“Growing up’s hard on any kid. But those kids do look up to you whether you like it or not!
(Lengthy trumpet crescendo to theme tune)
“You better pick yourself out a new board now, don’t ya think.”
The “all good things must come to a end” sentiment is perfectly punctuated in art as in life by the Vietnam War. The conscription scene in Big Wednesday is one of the all time classic depictions of youth defiance in cinema history. The boys belting each other in the knees, dousing themselves in fish oil, dressing up as queens and Nazis alike to dodge the shackles of conscription is absolute silver screen gold! But this shit actually happened.
What a cruel twisted fate it was to go from the real golden era of surfing in the early-to -mid -sixties (think striped trunks, Volkswagon beatles, fires on the beach) to being thrust into the filthiest of mosquito-ridden jungles to fight the yellow man. What a wild ride!
Friendship ties into the tale of the golden era of the Malibu surf scene in an eternally relatable manner. It’s the morally incorruptible Bear, once again, who hits the proverbial nail on the head in his wedding day exchange with the newly appointed Los Angeles state lifeguard/excommunicated surfie Jack Barlow.
“For god’s sake Jack it’s my wedding day, have a drink.”
“No I don’t drink.”
“Jack, your friends are the most important thing you’ve got, have a drink.”
“What are we drinking to?”
“Only to your friends, to your friends come hell or high water.”
My best mate’s Dad’s in his fifties and he runs with a gaggle of weekend warriors that we refer to as The Johns. The Johns spend countless hours at the weekend, away from the trouble and strife, driving up and down the coast hanging out in car parks, drinking coffees, and checking the surf endlessly.
They barely ever surf, even when it’s pumping. The unexplained, eternally greener grass nature of this seemingly pointless activity became clear to me in the re-watching of Big Wednesday. The Johns aren’t searching for a better sandbank or a more sheltered cove. They’re searching for Atlantis, the Garden of Eden, a thing that’s gone and lost forever. The golden era of their youth. This powerful potion of nostalgia is the glue that binds the Johns,and it’s totally spawned an industry. Hello Deus Ex Machina!
If you, like me, are in the apex of your golden years I urge you, I implore you, not to take for granted the rose-tinted phase in with you currently exist. Cherish your friends and your time, because before too long the bubble of youth will pop!

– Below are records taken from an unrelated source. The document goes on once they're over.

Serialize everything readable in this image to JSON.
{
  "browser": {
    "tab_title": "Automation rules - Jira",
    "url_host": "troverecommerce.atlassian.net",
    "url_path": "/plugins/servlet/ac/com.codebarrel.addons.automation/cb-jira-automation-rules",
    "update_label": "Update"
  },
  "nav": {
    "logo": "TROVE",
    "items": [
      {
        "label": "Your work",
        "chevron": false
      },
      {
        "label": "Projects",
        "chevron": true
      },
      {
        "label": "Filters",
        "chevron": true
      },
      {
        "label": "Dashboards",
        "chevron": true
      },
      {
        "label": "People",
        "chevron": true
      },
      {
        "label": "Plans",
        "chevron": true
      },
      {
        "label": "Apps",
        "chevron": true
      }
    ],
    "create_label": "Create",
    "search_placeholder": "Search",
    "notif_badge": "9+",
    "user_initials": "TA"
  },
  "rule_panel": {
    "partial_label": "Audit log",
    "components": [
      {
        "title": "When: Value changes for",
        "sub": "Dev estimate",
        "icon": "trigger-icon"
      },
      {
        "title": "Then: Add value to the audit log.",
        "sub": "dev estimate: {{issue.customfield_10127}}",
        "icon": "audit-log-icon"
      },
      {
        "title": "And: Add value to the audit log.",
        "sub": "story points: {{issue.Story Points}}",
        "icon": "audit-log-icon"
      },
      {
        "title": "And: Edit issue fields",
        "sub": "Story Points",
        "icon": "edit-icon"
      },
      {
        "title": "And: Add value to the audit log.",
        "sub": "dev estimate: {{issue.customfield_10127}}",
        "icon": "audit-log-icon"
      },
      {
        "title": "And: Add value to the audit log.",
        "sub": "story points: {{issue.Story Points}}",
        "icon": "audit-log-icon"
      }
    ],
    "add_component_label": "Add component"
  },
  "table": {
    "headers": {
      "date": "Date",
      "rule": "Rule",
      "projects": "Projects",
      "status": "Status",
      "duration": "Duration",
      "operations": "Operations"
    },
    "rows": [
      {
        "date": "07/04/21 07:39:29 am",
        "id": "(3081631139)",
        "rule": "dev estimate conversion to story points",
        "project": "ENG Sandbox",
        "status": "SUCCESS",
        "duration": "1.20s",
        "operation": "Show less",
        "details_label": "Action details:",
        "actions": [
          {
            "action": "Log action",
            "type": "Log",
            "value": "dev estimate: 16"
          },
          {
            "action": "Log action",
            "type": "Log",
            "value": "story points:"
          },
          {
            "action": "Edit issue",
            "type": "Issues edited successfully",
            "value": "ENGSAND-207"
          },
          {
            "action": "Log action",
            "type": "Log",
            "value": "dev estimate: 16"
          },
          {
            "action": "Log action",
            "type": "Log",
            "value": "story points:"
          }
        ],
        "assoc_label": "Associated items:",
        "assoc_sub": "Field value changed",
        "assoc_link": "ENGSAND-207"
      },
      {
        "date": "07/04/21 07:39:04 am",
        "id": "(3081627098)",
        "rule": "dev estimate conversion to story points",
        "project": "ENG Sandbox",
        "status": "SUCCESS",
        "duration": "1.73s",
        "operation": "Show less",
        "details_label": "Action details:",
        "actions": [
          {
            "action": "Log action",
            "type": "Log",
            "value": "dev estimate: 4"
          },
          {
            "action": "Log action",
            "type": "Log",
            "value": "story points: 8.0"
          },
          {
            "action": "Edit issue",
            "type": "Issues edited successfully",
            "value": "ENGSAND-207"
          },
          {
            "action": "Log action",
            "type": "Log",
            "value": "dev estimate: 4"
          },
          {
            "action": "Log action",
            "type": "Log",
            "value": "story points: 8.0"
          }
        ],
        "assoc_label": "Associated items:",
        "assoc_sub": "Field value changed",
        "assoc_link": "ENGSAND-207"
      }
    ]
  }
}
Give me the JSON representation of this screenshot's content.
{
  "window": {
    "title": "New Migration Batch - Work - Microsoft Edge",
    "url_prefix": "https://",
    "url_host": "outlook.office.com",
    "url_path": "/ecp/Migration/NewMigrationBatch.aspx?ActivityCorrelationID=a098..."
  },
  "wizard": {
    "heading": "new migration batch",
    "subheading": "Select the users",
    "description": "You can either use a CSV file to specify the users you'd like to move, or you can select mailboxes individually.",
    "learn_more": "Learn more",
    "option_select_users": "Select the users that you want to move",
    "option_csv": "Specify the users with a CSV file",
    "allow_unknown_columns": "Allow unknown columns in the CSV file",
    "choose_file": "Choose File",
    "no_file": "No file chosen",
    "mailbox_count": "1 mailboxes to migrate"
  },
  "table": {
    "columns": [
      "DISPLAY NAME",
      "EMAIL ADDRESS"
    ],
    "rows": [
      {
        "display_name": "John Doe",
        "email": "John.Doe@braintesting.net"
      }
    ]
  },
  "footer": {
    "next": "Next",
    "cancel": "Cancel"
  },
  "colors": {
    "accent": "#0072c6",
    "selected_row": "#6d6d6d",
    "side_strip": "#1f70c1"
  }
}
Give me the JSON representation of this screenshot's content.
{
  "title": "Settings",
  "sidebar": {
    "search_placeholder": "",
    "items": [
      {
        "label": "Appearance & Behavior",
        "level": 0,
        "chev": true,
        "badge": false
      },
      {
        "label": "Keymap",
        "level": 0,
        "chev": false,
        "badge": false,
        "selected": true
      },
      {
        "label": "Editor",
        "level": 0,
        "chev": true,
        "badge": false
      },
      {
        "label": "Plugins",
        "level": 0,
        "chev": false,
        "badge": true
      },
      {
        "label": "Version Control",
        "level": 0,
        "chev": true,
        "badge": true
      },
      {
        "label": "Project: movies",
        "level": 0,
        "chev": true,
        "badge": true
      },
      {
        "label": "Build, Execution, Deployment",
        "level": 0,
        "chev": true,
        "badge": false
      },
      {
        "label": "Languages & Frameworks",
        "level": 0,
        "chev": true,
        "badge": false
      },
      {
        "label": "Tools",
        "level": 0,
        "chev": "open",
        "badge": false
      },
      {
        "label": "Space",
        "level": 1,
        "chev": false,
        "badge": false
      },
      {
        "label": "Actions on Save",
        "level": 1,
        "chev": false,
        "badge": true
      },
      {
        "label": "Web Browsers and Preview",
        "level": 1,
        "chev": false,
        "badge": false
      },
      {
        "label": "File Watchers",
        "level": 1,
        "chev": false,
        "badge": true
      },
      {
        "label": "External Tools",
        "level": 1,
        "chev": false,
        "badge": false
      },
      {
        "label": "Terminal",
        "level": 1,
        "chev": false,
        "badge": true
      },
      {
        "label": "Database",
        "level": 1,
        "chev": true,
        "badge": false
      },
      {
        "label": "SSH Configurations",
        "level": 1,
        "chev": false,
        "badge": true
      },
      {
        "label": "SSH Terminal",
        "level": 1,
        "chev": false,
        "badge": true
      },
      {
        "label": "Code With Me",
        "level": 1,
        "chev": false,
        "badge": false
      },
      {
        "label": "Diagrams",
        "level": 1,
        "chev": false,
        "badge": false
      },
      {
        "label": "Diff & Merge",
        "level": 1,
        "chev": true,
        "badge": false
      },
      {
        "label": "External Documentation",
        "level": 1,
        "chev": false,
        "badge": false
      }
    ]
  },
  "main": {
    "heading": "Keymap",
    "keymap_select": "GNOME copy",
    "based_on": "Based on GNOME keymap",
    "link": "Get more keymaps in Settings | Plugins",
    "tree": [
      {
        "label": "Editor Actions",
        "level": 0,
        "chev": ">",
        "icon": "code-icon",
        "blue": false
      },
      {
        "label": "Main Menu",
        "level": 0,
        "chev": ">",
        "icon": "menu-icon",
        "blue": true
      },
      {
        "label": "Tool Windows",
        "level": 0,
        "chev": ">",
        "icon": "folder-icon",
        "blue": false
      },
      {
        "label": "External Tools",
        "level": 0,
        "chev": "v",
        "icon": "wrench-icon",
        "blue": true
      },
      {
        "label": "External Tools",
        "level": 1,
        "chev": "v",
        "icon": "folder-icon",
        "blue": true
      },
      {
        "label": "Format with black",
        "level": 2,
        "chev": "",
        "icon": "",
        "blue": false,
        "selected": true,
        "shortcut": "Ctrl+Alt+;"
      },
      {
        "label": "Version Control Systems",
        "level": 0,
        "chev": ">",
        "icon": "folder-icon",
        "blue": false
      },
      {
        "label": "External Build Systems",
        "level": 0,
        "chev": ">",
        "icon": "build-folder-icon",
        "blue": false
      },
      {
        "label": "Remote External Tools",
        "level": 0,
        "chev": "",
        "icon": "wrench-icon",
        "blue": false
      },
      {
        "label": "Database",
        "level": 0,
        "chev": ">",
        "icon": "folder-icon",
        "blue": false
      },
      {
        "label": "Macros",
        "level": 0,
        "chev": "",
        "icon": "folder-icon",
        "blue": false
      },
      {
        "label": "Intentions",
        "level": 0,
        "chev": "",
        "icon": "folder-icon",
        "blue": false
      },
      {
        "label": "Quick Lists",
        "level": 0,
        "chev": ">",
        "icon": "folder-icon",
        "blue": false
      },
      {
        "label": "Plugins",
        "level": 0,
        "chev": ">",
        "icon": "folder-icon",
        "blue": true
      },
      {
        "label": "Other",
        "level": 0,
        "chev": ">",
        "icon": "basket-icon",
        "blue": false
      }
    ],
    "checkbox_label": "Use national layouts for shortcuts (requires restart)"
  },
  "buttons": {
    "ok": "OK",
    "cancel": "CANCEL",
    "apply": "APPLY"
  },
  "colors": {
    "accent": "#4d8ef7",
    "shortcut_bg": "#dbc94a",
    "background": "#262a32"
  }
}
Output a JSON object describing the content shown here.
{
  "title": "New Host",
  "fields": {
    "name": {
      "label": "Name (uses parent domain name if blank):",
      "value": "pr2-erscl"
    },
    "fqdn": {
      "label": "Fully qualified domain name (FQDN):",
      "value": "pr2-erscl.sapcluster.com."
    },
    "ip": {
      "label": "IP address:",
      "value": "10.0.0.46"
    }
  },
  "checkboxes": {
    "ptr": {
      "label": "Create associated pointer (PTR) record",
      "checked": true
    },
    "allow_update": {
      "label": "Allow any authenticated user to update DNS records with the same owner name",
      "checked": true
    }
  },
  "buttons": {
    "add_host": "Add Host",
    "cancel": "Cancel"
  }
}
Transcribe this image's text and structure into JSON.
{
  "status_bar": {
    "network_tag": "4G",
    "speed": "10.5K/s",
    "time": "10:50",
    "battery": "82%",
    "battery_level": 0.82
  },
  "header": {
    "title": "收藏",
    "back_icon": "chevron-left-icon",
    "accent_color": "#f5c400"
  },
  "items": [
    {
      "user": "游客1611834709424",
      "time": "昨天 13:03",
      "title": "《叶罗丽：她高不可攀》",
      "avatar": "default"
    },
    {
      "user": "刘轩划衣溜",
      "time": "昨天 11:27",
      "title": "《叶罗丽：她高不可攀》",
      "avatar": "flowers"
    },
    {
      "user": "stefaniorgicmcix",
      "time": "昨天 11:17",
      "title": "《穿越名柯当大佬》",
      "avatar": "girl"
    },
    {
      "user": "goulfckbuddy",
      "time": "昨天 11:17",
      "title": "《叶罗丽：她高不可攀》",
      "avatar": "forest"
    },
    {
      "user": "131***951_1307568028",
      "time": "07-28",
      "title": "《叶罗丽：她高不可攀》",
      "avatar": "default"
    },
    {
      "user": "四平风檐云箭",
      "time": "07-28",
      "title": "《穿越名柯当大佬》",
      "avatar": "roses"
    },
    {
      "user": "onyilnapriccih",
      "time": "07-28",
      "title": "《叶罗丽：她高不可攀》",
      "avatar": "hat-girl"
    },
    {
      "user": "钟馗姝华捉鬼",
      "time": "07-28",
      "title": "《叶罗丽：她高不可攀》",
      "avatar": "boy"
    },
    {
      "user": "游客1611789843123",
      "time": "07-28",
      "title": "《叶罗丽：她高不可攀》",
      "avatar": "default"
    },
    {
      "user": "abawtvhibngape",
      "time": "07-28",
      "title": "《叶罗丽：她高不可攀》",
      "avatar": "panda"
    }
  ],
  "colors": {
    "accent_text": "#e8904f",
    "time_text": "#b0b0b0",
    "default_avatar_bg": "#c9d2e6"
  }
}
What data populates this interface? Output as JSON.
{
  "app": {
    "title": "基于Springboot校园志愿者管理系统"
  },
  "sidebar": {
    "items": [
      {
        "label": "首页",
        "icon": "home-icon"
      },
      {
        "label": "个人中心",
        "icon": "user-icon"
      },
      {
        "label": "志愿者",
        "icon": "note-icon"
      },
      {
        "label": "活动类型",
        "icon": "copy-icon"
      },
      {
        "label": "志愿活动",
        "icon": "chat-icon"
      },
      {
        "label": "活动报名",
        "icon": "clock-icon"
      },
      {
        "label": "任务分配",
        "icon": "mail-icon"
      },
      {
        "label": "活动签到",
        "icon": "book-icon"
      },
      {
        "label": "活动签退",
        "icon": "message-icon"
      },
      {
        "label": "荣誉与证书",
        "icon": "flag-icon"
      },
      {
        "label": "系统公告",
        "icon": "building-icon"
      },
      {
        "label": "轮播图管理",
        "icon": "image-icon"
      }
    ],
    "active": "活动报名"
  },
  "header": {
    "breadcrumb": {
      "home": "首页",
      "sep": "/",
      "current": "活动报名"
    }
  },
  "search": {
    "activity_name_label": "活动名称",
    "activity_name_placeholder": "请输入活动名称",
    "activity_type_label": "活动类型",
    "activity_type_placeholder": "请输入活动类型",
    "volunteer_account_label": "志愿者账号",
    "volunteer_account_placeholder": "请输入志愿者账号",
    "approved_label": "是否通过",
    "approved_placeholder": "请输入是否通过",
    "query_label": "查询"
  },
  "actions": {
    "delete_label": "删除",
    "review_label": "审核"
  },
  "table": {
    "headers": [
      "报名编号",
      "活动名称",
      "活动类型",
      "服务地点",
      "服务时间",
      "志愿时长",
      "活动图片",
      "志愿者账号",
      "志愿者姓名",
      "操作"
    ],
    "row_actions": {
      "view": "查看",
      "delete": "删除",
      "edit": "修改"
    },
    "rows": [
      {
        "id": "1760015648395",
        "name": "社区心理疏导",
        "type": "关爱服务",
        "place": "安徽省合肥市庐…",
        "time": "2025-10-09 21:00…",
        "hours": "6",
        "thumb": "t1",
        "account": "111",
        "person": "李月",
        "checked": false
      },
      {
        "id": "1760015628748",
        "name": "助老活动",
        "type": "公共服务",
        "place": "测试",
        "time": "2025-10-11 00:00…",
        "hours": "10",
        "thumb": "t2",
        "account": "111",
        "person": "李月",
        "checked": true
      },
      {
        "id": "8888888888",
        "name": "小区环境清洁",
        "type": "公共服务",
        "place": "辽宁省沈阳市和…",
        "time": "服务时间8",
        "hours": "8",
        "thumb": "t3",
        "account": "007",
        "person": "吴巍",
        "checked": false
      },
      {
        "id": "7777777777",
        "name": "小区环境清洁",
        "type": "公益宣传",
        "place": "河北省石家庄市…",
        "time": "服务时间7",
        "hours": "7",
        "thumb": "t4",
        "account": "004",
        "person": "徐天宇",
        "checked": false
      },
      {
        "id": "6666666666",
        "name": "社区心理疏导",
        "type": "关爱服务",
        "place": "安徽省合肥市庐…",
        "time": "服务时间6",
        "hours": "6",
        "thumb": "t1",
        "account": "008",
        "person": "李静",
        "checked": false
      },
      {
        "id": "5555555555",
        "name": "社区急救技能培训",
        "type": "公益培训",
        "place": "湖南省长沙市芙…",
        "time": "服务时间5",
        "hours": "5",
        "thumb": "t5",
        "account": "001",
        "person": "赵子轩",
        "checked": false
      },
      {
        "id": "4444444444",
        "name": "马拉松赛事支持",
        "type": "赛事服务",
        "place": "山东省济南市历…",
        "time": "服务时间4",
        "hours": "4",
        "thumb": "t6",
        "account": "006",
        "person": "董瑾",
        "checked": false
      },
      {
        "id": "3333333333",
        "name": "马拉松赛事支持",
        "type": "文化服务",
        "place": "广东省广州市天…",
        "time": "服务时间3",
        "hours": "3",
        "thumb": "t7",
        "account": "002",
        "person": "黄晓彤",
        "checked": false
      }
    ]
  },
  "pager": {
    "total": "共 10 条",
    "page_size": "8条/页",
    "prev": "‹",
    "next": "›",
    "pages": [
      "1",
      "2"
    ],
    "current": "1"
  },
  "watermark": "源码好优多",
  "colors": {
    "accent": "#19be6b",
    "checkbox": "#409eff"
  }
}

In the haunting words of Matt Johnson:
“Summer’s almost over, let’s get radical!”